Plenty of, perhaps even most, composers have died leaving works unfinished. Schubert immediately springs to mind (8th symphony – even though he went on to write a 9th), but also Bach (Art of Fugue), Mozart (Requiem, C minor mass and multiple instrumental works), Bruckner (9th symphony), Mahler (10th symphony), Elgar (3rd symphony) and so on. Then there are works which are known to have existed but which have been lost: many cantatas and at least one Passion setting by Bach; four completed and three partially completed operas by Monteverdi; perhaps as many as thirty masses by Monteverdi . . . I could go on, but that’s enough depressing thoughts for one day.
But in our Jacobean Secrets concert we featured works which, tantalisingly, survive almost complete – with one or more voice part(s) missing, for instance (and perhaps I should immediately emphasise that we have filled in the gap(s) in a plausible and satisfactory manner – hence this blog entry’s title).
But how does this come about, you may reasonably ask? The answer lies in the ways in which music was circulated for performance in the years around 1600. Any published vocal music in parts (ie not a solo song) was issued in one of two ways. A choir book showed all the music for a motet/madrigal etc on a double page spread but with each part on its own group of staves, so soprano top left, tenor top right etc.. More common in England, however, were part books with all the soprano parts for a set of motets/madrigals in one book, all the alto parts in another book etc.. Some sets of part books are now incomplete . . .
In this choir book the illuminated letters mark the starts of each of the four vocal parts.
This page from a part book shows the tenor part of Tallis’s motet Salvator mundi. Fortunately, all the books in this set have survived.
Even more vulnerable were pieces that were not published but which existed only as handwritten copies. In this case each voice part would be written on a separate piece of paper and it is only too easy to imagine how, over the years, one sheet may have become separated from its companions or otherwise lost/destroyed, meaning that, for example, only five parts of a six-part work survive. Half the Latin-texted motets in our programme have suffered this fate. But what remains is of such intrinsic musical interest and, in places, sheer wackiness that the considerable effort required to create a completed and performable version is more than justified.
Fortunately, the style of the music and the nature of what has survived at least makes the task possible. To cut a long story short, in Late Renaissance music each part sings more or less the same music but at different times and at different pitches. Two soprano parts will probably sing at the same pitch with the altos four or five notes lower and so on. So the work required is a mixture of musical analysis, jigsaw puzzle and crossword completion and, let’s be honest, trial and error. But Thomas Weelkes’s O vos omnes has emerged as absolutely brilliant and, as far as we can trace, Ripieno is the only choir planning to perform it in the foreseeable future.

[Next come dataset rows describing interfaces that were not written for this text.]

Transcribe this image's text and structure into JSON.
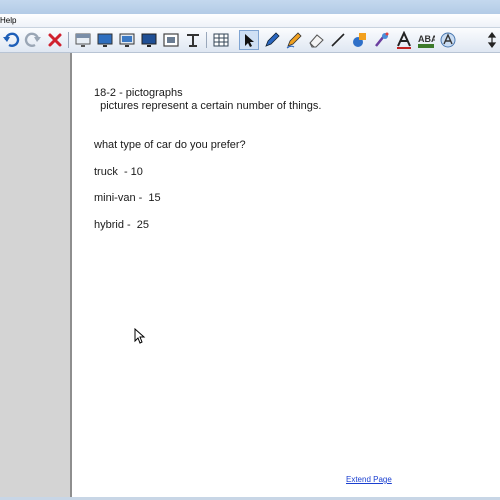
{
  "menubar": {
    "help_label": "Help"
  },
  "toolbar": {
    "tools": [
      {
        "icon": "undo-icon",
        "color": "#1e5fb8"
      },
      {
        "icon": "redo-icon",
        "color": "#9aa6b5"
      },
      {
        "icon": "delete-icon",
        "color": "#d0212e"
      },
      {
        "icon": "screen-shade-icon"
      },
      {
        "icon": "display-icon"
      },
      {
        "icon": "monitor-icon"
      },
      {
        "icon": "presentation-icon"
      },
      {
        "icon": "capture-icon"
      },
      {
        "icon": "text-format-icon"
      },
      {
        "icon": "table-icon"
      },
      {
        "icon": "select-arrow-icon",
        "active": true
      },
      {
        "icon": "pen-icon"
      },
      {
        "icon": "creative-pen-icon"
      },
      {
        "icon": "eraser-icon"
      },
      {
        "icon": "line-icon"
      },
      {
        "icon": "shapes-icon"
      },
      {
        "icon": "magic-pen-icon"
      },
      {
        "icon": "text-icon",
        "color": "#c02020"
      },
      {
        "icon": "font-color-icon"
      },
      {
        "icon": "fill-icon"
      },
      {
        "icon": "move-toolbar-icon"
      }
    ]
  },
  "page": {
    "lines": [
      "18-2 - pictographs",
      "  pictures represent a certain number of things.",
      "what type of car do you prefer?",
      "truck  - 10",
      "mini-van -  15",
      "hybrid -  25"
    ],
    "extend_link": "Extend Page"
  }
}
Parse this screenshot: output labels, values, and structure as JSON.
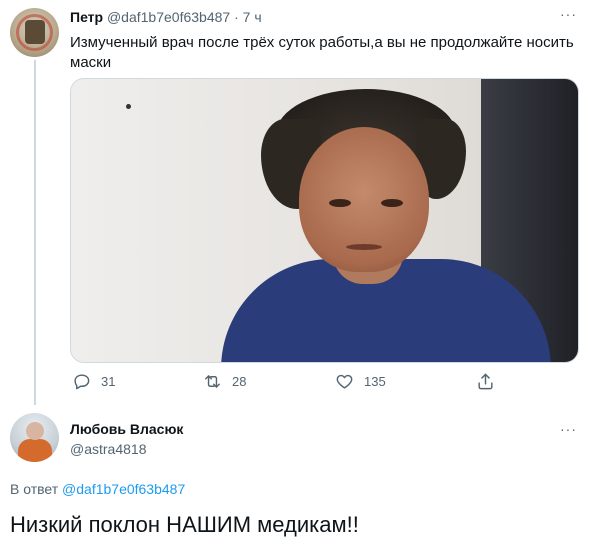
{
  "tweet": {
    "author_name": "Петр",
    "author_handle": "@daf1b7e0f63b487",
    "separator": "·",
    "time": "7 ч",
    "text": "Измученный врач после трёх суток работы,а вы не продолжайте носить маски",
    "media_icon": "photo",
    "actions": {
      "reply_count": "31",
      "retweet_count": "28",
      "like_count": "135"
    }
  },
  "reply": {
    "author_name": "Любовь Власюк",
    "author_handle": "@astra4818",
    "replying_to_prefix": "В ответ",
    "replying_to_handle": "@daf1b7e0f63b487",
    "text": "Низкий поклон НАШИМ медикам!!"
  },
  "more_label": "···",
  "colors": {
    "text": "#0f1419",
    "secondary": "#536471",
    "link": "#1d9bf0",
    "border": "#cfd9de"
  },
  "icons": {
    "reply": "reply-icon",
    "retweet": "retweet-icon",
    "like": "heart-icon",
    "share": "share-icon",
    "more": "more-options-icon"
  }
}
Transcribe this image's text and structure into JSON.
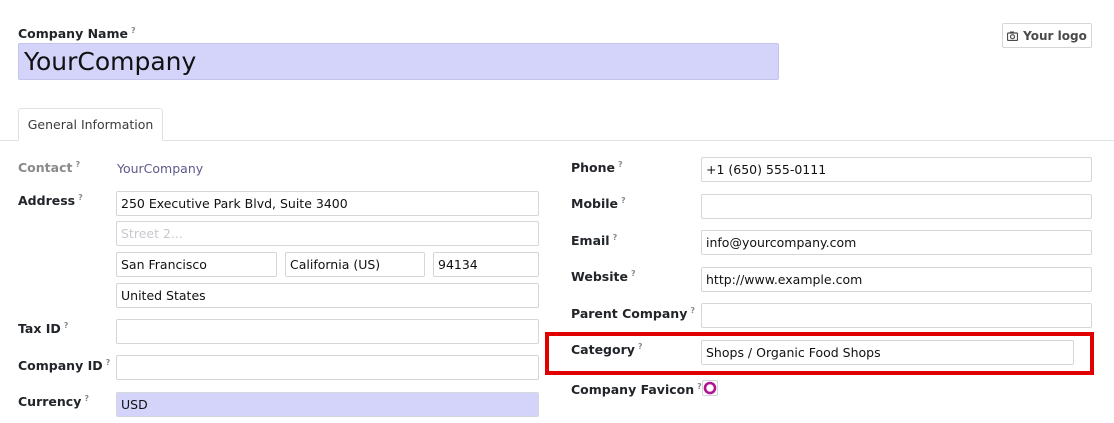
{
  "header": {
    "company_name_label": "Company Name",
    "company_name_value": "YourCompany",
    "logo_button_label": "Your logo"
  },
  "tabs": [
    {
      "label": "General Information",
      "active": true
    }
  ],
  "left": {
    "contact_label": "Contact",
    "contact_value": "YourCompany",
    "address_label": "Address",
    "street": "250 Executive Park Blvd, Suite 3400",
    "street2_placeholder": "Street 2...",
    "city": "San Francisco",
    "state": "California (US)",
    "zip": "94134",
    "country": "United States",
    "tax_id_label": "Tax ID",
    "tax_id_value": "",
    "company_id_label": "Company ID",
    "company_id_value": "",
    "currency_label": "Currency",
    "currency_value": "USD"
  },
  "right": {
    "phone_label": "Phone",
    "phone_value": "+1 (650) 555-0111",
    "mobile_label": "Mobile",
    "mobile_value": "",
    "email_label": "Email",
    "email_value": "info@yourcompany.com",
    "website_label": "Website",
    "website_value": "http://www.example.com",
    "parent_company_label": "Parent Company",
    "parent_company_value": "",
    "category_label": "Category",
    "category_value": "Shops / Organic Food Shops",
    "favicon_label": "Company Favicon"
  },
  "help_mark": "?",
  "colors": {
    "required_field_bg": "#d4d4fb",
    "highlight_border": "#e00000",
    "favicon_ring": "#b0148e",
    "link_text": "#5d5a8a"
  }
}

And there’s Gibbons and Monteverdi too. But they’ll have to wait.